“He’s also been yelling that the sky is falling for well over a decade now. I can recognize his headlines with 99% accuracy at a glance; always sensationalist and over the top. And the schizo-Jesus rambling is just icing on the cake.”

“Yeah he is a hateful POS. He always blames ‘[our] leader’ but never seems to realize that some leaders are more responsible than others.”

“Yeah, why does anyone post his articles here? It just undermines the subs reputation[.]”

“It can be a real let down when an article starts off strong with good writing, well sourced material, only to change tack towards quoting bible versus. Just kills the vibe for me.”

Two of the quoted comments mentioned proselytizing by the post’s author, presumably due to an “About the Author” section at the bottom of the post. It “strongly” urged readers to “invite Jesus Christ” as their “Lord and Savior today,” and revealed a strong pre-existing bias toward “end times” and an imminent “apocalypse”:

About the Author: My name is Michael and my brand new book entitled “End Times” is now available on Amazon.com. In addition to my new book I have written six other books that are available on Amazon.com including “7 Year Apocalypse”, “Lost Prophecies Of The Future Of America”, “The Beginning Of The End”, and “Living A Life That Really Matters”. (#CommissionsEarned) … I always freely and happily allow others to republish my articles on their own websites, but I also ask that they include this “About the Author” section with each article.

The material contained in this article is for general information purposes only, and readers should consult licensed professionals before making any legal, business, financial or health decisions. I encourage you to follow me on social media on Facebook and Twitter, and any way that you can share these articles with others is definitely a great help. These are such troubled times, and people need hope. John 3:16 tells us about the hope that God has given us through Jesus Christ: “For God so loved the world, that he gave his only begotten Son, that whosoever believeth in him should not perish, but have everlasting life.” If you have not already done so, I strongly urge you to invite Jesus Christ to be your Lord and Savior today.

Broadly, the blog post claimed that “food shortages” were “becoming quite serious” in February 2023. We addressed several “food supply chain” rumors in 2022 and 2023, many of which aligned with claims in the post.

In May 2022 we examined a rumor that only “ten weeks” of wheat supply remained in storage globally, explaining that the claim was part of a larger array of global food supply disruptions:

In late May 2022, alarming headlines and tweets blared that the world only had “10 weeks of wheat” left in global reserves, predictably kicking up a ton of fearmongering discourse. The claim originated with a May 19 2022 address to the UN Security Council by Gro Intelligence chief executive officer Sara Menker. Menker’s speech was not about ten weeks of wheat left in global stores, but five large challenges affecting the food supply chain — fertilizer, climate change, cooking oil, grains, and logistics. Menker’s detailed commentary was condensed to the “10 weeks of wheat left” headline. Crop scientist Dr. Sarah Taber published a lengthy thread providing context on such claims and the role of incomplete reporting as a major stressor; her commentary received far less traction than fearful headlines.

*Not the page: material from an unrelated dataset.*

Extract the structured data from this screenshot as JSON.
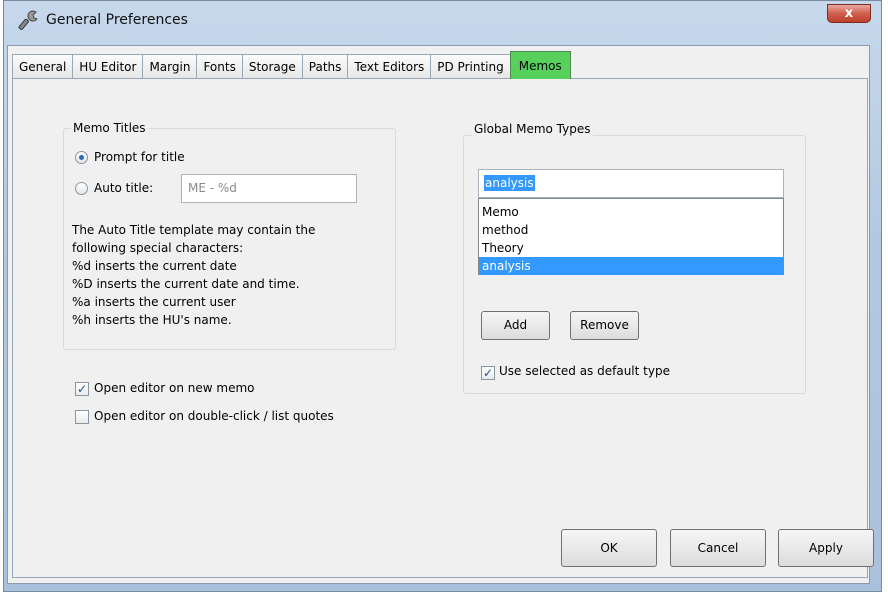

In June 2022, we published a fact check addressing rumors that food processing plant fires were occurring with alarming frequency. We found that food “factory” fires were generally commonplace, but a variation of the claim emerged in late January 2023:

A February 7 2023 ZeroHedge.com blog post was titled “Food Shortages Are Starting To Become Quite Serious All Over The Planet,” and it originated on The Economic Collapse Blog on February 2 2023. Although the post linked to credible sources, it took them out of context to reflect the author’s stated belief in the looming collapse of civilization; the blog itself allowed others to republish its content “freely,” likely a primary reason it appeared on ZeroHedge.com. While supply chain disruptions and “food shortages” occurred intermittently from early 2020 onward, the blog post was fearmongering disinformation based on the views of its author, not on any specific event in February 2023.